Influenced by her study of the critic Mikhail Bakhtin, Ch’oe Yun creates a story of several voices in polyphonic counterpoint told from three viewpoints: the young girl who has been driven half mad by her losses; a man who takes her in and abuses her; and a small group of her brother’s friends who search for her.

The story begins with a cautionary warning about a young girl haunting the gravesites in the city who may follow you (especially if you are a young man in your twenties), crying, “Brother.” The story then moves to a man who is followed by the girl. Unable to get rid of her, he takes her in and has sex with her, although she remains silent. The story shifts to the voice of the girl, as she recalls her mother lying in the street, shot, and a black curtain falling over her mind. The voice of the girl reflects her loss of contact with reality and her increasing hallucinations. She recalls the previous year, when two men came to her house and told her mother something about her brother that made her mother scream and cry.

The story shifts to the point of view of some of her brother’s friends who are searching for her, describing how she turns up in Okp’o and is made an errand girl. When the perspective shifts back to the girl again, she is not sure whether she is experiencing reality or a dream, as she finds refuge in a cave where she has to fight off a horde of beetles as big as toads. She walks for days in the mountains until she is taken in by a mute who feeds her, washes her clothes, and has sex with her, which she describes as a bluebird entering between her legs. However, once again, she cannot be sure if this happened or it if was an illusion.

In one crucial scene, she describes being on a train and seeing the face of a woman in the window, which she eventually recognizes as her own.

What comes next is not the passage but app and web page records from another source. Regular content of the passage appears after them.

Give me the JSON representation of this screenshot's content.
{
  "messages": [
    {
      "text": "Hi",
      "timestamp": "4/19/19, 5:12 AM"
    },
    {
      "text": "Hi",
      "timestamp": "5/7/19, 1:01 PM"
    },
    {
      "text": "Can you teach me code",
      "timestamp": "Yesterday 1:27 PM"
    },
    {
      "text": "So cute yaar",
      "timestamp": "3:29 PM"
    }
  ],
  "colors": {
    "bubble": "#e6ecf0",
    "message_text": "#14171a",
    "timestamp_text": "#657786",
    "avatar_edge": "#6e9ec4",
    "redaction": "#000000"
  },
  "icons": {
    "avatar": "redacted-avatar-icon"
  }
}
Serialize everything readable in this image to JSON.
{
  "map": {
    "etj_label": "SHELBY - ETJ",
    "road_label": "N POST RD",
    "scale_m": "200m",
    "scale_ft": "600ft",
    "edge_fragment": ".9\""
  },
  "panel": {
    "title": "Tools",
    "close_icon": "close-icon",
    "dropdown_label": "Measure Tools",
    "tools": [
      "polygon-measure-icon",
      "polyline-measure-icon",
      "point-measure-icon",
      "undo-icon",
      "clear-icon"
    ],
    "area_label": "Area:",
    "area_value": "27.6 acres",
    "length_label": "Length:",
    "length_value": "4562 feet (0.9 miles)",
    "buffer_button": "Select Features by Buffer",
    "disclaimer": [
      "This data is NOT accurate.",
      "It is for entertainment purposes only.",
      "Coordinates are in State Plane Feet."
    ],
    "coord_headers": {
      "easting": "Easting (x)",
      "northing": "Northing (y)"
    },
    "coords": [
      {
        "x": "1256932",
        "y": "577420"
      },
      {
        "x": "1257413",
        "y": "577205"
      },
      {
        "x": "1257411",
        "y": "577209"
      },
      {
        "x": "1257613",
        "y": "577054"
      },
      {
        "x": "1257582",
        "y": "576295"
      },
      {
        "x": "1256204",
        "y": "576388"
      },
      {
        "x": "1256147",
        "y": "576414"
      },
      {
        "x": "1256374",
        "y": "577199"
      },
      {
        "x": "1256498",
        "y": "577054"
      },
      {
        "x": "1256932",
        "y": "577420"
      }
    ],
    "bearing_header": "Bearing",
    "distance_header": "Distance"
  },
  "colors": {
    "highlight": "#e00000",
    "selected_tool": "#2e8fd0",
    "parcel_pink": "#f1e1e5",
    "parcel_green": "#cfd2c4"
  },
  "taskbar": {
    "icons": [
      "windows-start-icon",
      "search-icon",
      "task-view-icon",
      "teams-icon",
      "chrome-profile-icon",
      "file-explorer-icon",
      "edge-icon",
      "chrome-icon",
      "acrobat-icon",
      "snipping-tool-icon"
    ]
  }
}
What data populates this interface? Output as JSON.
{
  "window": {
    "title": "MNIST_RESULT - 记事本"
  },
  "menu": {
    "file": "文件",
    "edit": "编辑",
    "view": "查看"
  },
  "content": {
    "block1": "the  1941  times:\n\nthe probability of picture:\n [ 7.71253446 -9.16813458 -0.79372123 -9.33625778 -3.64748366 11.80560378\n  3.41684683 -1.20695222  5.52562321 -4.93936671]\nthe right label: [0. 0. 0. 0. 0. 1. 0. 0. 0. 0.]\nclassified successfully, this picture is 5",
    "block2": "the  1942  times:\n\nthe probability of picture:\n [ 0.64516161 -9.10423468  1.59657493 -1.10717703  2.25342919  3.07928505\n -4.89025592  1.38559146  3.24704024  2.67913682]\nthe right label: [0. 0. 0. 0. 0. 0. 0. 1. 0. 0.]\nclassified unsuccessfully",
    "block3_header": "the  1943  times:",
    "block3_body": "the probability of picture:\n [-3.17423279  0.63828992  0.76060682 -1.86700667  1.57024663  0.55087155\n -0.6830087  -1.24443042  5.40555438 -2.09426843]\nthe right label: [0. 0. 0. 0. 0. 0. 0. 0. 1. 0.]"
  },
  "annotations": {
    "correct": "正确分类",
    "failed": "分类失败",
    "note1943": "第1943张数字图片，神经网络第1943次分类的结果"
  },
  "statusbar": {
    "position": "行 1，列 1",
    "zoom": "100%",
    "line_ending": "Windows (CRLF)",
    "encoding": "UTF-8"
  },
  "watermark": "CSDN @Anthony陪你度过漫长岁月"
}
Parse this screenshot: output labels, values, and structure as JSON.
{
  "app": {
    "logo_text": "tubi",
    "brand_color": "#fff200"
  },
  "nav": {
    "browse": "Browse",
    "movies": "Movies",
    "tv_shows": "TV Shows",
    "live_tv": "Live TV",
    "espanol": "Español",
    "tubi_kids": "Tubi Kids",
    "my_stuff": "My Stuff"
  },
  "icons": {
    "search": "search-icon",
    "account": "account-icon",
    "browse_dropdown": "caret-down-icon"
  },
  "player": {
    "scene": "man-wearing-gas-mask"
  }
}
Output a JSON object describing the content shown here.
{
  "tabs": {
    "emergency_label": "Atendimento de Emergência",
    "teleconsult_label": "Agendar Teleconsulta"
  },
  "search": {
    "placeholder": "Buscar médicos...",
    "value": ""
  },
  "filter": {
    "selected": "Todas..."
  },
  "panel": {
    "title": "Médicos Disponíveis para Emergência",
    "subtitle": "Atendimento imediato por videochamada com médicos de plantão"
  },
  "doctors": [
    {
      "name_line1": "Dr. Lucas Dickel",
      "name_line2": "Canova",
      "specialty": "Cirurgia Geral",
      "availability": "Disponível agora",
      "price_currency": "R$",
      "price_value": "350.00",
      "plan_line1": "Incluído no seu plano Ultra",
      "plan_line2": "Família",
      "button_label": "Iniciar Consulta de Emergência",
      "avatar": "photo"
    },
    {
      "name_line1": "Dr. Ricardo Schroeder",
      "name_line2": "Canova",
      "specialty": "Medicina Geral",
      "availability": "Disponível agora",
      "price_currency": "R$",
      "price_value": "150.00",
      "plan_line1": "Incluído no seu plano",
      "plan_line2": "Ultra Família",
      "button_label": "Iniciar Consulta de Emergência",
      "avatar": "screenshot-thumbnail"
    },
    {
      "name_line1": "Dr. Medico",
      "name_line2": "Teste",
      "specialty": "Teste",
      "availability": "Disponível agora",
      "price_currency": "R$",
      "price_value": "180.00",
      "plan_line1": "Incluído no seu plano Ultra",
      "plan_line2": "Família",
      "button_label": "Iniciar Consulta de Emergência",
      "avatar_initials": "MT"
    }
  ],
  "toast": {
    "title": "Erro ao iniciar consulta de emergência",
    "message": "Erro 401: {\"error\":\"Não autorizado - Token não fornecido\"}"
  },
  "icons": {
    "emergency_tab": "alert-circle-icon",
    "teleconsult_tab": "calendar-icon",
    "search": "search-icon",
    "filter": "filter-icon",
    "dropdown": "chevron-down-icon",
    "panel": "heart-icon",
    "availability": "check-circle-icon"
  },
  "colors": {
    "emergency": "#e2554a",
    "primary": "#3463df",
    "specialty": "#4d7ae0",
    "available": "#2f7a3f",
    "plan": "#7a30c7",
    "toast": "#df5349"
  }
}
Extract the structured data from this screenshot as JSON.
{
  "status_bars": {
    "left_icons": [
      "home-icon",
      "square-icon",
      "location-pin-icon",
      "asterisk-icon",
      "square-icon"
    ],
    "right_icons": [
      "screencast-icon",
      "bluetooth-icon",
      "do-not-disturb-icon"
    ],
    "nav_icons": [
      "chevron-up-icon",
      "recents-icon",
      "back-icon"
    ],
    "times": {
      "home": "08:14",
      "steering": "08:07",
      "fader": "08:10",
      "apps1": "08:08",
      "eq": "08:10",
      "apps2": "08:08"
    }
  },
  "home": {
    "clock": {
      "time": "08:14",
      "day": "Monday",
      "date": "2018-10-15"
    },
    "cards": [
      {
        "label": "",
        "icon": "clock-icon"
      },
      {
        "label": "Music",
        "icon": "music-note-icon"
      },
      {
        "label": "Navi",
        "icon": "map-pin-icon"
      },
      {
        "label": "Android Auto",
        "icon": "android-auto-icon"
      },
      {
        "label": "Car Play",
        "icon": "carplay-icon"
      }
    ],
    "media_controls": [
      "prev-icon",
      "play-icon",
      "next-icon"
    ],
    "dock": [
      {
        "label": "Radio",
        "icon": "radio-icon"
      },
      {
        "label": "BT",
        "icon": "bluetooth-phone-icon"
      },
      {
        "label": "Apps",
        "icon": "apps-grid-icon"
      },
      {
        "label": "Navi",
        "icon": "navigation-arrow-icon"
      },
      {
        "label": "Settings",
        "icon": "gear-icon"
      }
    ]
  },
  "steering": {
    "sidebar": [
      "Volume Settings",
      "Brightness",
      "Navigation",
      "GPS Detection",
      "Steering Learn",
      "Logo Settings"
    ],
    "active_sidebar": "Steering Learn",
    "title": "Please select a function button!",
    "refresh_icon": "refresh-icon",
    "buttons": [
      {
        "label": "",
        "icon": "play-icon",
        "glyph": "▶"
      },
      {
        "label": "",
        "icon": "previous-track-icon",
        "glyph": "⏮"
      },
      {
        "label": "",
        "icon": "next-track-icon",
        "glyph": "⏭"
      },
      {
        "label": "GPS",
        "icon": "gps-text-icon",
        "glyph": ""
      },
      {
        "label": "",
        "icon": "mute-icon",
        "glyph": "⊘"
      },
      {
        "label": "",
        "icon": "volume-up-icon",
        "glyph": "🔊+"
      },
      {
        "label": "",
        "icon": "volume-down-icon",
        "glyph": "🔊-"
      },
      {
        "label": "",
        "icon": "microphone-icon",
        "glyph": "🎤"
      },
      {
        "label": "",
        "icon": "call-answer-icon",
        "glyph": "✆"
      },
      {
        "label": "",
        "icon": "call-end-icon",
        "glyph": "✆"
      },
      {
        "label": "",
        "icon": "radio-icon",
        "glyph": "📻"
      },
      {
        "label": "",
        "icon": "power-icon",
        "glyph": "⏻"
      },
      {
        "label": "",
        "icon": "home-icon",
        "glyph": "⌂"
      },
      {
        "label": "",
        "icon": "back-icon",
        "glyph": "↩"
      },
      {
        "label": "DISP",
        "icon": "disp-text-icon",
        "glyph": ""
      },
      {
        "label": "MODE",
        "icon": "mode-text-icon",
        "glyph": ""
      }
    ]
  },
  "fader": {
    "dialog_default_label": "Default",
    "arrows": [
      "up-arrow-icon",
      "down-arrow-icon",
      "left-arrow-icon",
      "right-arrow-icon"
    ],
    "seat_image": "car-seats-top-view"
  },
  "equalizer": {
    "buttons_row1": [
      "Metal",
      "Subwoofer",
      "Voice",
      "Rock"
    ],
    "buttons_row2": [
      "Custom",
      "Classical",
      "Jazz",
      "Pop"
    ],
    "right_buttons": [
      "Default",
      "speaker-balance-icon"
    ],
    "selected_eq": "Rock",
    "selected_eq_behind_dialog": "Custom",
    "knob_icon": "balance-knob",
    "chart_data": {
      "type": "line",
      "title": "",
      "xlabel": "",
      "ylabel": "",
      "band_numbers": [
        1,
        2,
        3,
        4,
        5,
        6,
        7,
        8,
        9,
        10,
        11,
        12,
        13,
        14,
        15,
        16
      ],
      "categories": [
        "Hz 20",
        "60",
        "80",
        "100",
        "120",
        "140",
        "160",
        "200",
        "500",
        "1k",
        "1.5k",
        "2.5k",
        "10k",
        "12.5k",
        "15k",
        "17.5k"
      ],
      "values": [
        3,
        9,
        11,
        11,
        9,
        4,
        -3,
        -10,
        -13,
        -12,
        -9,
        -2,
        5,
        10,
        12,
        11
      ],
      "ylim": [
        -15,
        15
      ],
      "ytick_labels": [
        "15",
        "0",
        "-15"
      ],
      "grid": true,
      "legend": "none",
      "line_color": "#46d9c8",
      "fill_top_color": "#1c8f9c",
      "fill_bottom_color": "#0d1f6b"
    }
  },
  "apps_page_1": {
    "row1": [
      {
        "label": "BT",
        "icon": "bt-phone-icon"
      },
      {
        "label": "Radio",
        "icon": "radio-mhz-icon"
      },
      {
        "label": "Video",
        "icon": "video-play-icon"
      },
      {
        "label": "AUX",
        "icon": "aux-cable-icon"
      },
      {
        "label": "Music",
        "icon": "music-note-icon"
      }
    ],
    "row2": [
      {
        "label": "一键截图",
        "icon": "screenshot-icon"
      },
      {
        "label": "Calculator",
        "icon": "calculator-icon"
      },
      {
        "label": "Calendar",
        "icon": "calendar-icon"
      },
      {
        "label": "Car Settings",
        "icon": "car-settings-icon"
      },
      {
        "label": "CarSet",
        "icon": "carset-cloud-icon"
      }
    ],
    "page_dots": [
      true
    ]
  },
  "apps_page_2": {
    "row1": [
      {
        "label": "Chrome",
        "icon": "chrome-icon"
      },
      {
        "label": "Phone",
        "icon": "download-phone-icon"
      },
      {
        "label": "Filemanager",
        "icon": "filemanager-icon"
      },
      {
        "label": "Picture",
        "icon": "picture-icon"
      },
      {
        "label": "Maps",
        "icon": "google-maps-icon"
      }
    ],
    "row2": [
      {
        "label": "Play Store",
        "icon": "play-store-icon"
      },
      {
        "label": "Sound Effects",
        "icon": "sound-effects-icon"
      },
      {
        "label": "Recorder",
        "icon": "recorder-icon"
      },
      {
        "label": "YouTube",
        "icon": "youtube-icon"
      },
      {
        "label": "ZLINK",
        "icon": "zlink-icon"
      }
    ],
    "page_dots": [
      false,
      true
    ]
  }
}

The face in the glass becomes that of a monster that says it is going to open up her skull and remove the black curtain, until she shatters the window with her head. She now accepts the fact that she has created the black curtain to cover up everything that happened on the day her mother was killed.

In the penultimate section of the story, the girl has a hallucinatory conversation with her brother, telling him what happened on the day of her mother’s death. She confesses her mother did not want her to come with her, but that she insisted and ran after her. She feels guilty that when her mother is shot, the girl must step on her mother’s arm to free her hand, feeling the slippery blood under her feet. She laments that she can never return to that day when she committed the terrible crime of stamping on her mother’s arm so she could get away and live, feeling she has no place to go now but to the...

(The entire section is 1845 words.)


(Literary Masterpieces, Volume 2)

Booklist 104, no. 18 (May 15, 2008): 22.

Publishers Weekly 225, no. 13 (March 31, 2008): 38.